New Jersey Supreme Court Chief Justice Stuart Rabner

In yet another case calling into question the extent of evidence to be produced at detention hearings under New Jersey’s revamped bail system, the Supreme Court on Monday heard arguments over whether a criminal defendant had the right to call witnesses adverse to him.

The case involves a man who led Jersey City police on a car chase and who was then shot.

The officers themselves now face criminal charges.

The driver who led the police on the chase, Leo Pinkston, recently pleaded guilty to reduced charges. Nevertheless, Chief Justice Stuart Rabner said Monday that the court decided to hear the case because of its public importance.

Officers Eric Kosinski, Francisco Rodriguez, Lt. Keith Ludwig and former Officer M.D. Kahn are charged with various offenses in connection to the June 4, 2017, chase which began in Greenville when police tried to stop Pinkston, 48, during a shooting investigation, officials said.

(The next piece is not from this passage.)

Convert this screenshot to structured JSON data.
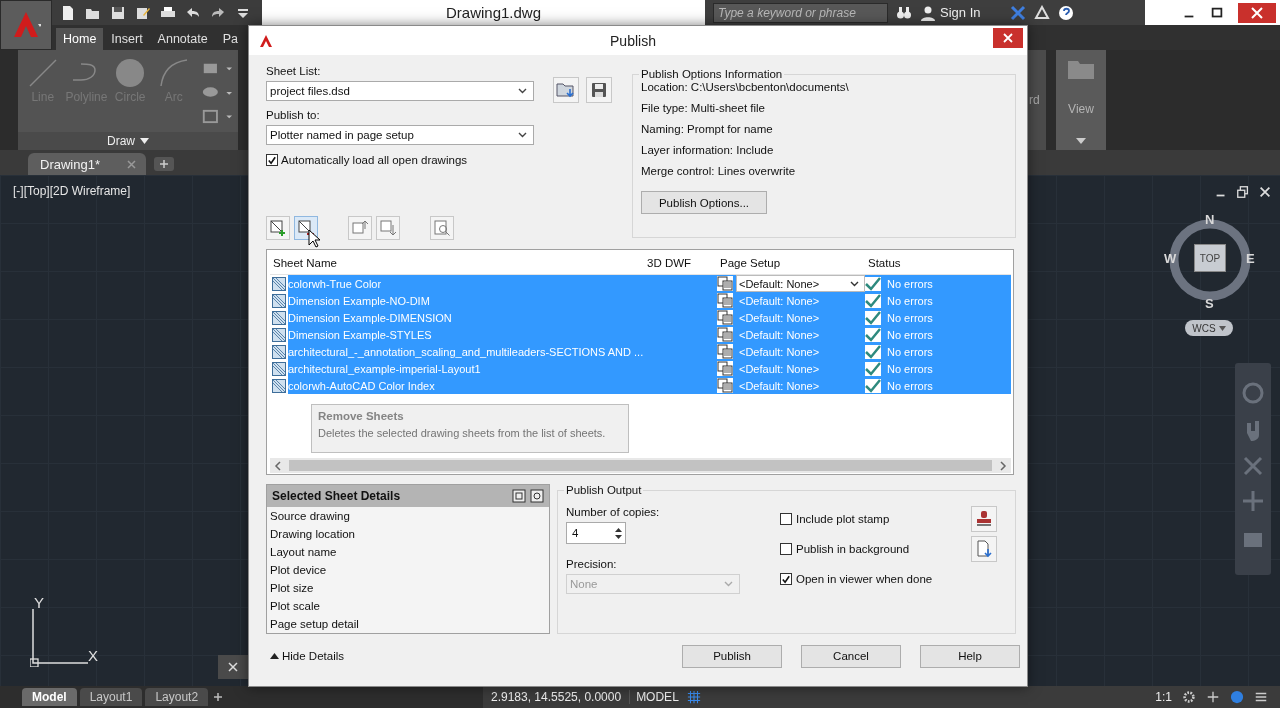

The chase ended when Pinkston’s car collided with that of Miguel Feliz at Tonnelle Avenue near North Street. The vehicles slammed into a utility pole and downed wires ignited them. Video shows Feliz being kicked after emerging from his car with his clothing on fire, according to reports in the Jersey Journal. Pinkston was shot while still in his vehicle, reports have said.

Earlier this month, Pinkston pleaded to eluding police and aggravated assault in connection to the pursuit.

The officers’ attorneys have said that they now also seek transcripts of Pinkston’s plea hearing and his upcoming sentencing hearing as part of discovery.

Well before his plea, Pinkston was subject to a detention hearing. Under the new bail system implemented last year by New Jersey’s Criminal Justice Reform Act, criminal defendants are either held pending  trial or are released without having to post monetary bail. After a defendant undergoes a series of tests administered by judiciary officials, a judge determines whether the defendant should  be released.

In Pinkston’s case, a judge ordered him held without bail after rejecting his request to call as witnesses the officers involved in the case.

An appeals court affirmed that ruling, and the Supreme Court took up the case.

It is not the first time the high court has examined this type of issue. Last October, the court said in a unanimous ruling that a prosecutor’s proffer of a witness’s testimony will generally suffice if pretrial detention is being sought, although the justices took care to point out that a judge retains the discretion to require live testimony from a witness if he or she is dissatisfied with the state’s proffer.

Pinkston’s attorney, Newark solo Thomas Ashley, argued Monday that Pinkston should have been allowed to confront the officers at his bail hearing since it could have determined what probable cause they had when they attempted to stop him.

Justice Faustino Fernandez-Vina said a parade of witnesses could result in a “full-blown trial.”

Ashley disagreed. “This judge has the power to control the court,” he said.

Assistant Hudson County Prosecutor Stephanie Elson argued that no defendant should be given the absolute right to call witnesses.

“It would open the hearing for more than there was intended to be,” she said.

Khan and Kosinski are charged with firing at Pinkston’s moving vehicle at Tonnelle and Carlton avenues during the chase. Both are charged with attempted murder, aggravated assault, and weapons offenses. The indictment states that one of Khan’s shots struck Pinkston’s leg, according to the Jersey Journal’s report. Rodriguez is accused of opening fire on Pinkston as the car passed through the intersection of Manhattan and Tonnelle avenues. He is charged with unlawfully firing at Pinkston’s car and aggravated assault, the report said. Khan and Ludwig reportedly have been charged as the officers seen kicking Feliz, of West New York, who was later hospitalized for severe burns.